··· Information ···
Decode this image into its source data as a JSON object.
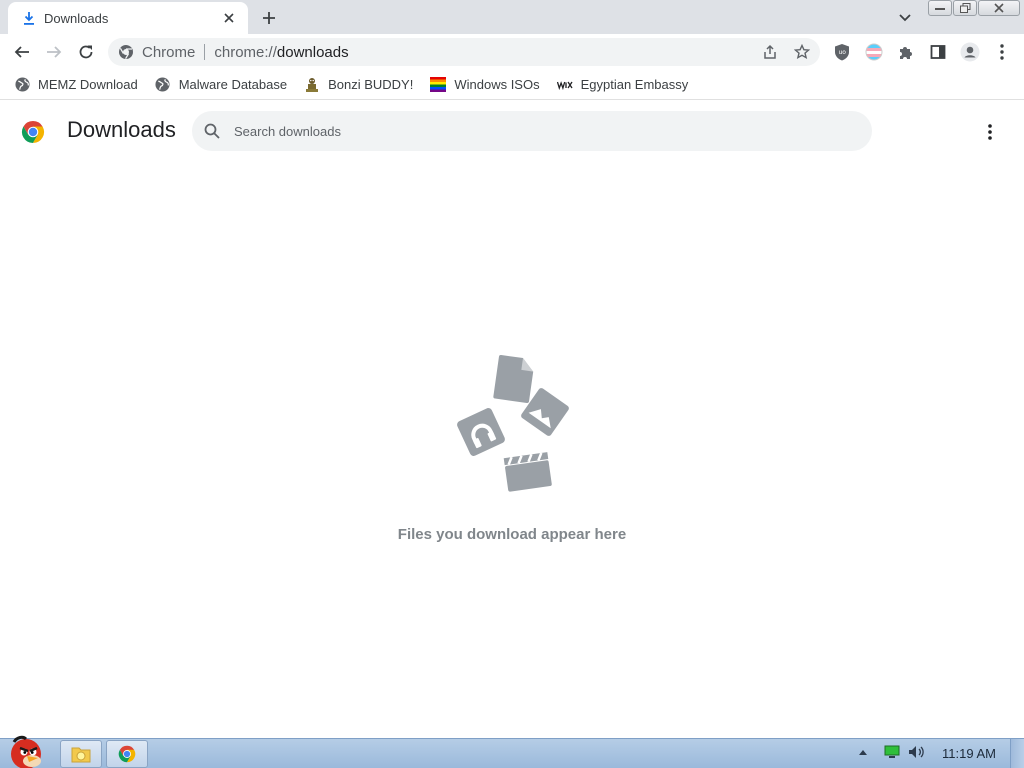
{
  "tab": {
    "title": "Downloads",
    "icon": "download-icon"
  },
  "omnibox": {
    "site_label": "Chrome",
    "url_scheme": "chrome://",
    "url_path": "downloads"
  },
  "bookmarks": [
    {
      "label": "MEMZ Download",
      "icon": "globe-icon"
    },
    {
      "label": "Malware Database",
      "icon": "globe-icon"
    },
    {
      "label": "Bonzi BUDDY!",
      "icon": "bonzi-icon"
    },
    {
      "label": "Windows ISOs",
      "icon": "rainbow-flag-icon"
    },
    {
      "label": "Egyptian Embassy",
      "icon": "wix-icon"
    }
  ],
  "page": {
    "title": "Downloads",
    "search_placeholder": "Search downloads",
    "empty_message": "Files you download appear here"
  },
  "taskbar": {
    "clock": "11:19 AM"
  },
  "colors": {
    "accent": "#1a73e8",
    "tab_strip": "#dee1e6",
    "empty_art": "#9aa0a6",
    "taskbar": "#b5cde6"
  }
}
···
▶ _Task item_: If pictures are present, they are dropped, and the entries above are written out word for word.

▶ _Your response_:
Decode this image into its source data as a JSON object.
{
  "tab": {
    "title": "Downloads",
    "icon": "download-icon"
  },
  "omnibox": {
    "site_label": "Chrome",
    "url_scheme": "chrome://",
    "url_path": "downloads"
  },
  "bookmarks": [
    {
      "label": "MEMZ Download",
      "icon": "globe-icon"
    },
    {
      "label": "Malware Database",
      "icon": "globe-icon"
    },
    {
      "label": "Bonzi BUDDY!",
      "icon": "bonzi-icon"
    },
    {
      "label": "Windows ISOs",
      "icon": "rainbow-flag-icon"
    },
    {
      "label": "Egyptian Embassy",
      "icon": "wix-icon"
    }
  ],
  "page": {
    "title": "Downloads",
    "search_placeholder": "Search downloads",
    "empty_message": "Files you download appear here"
  },
  "taskbar": {
    "clock": "11:19 AM"
  },
  "colors": {
    "accent": "#1a73e8",
    "tab_strip": "#dee1e6",
    "empty_art": "#9aa0a6",
    "taskbar": "#b5cde6"
  }
}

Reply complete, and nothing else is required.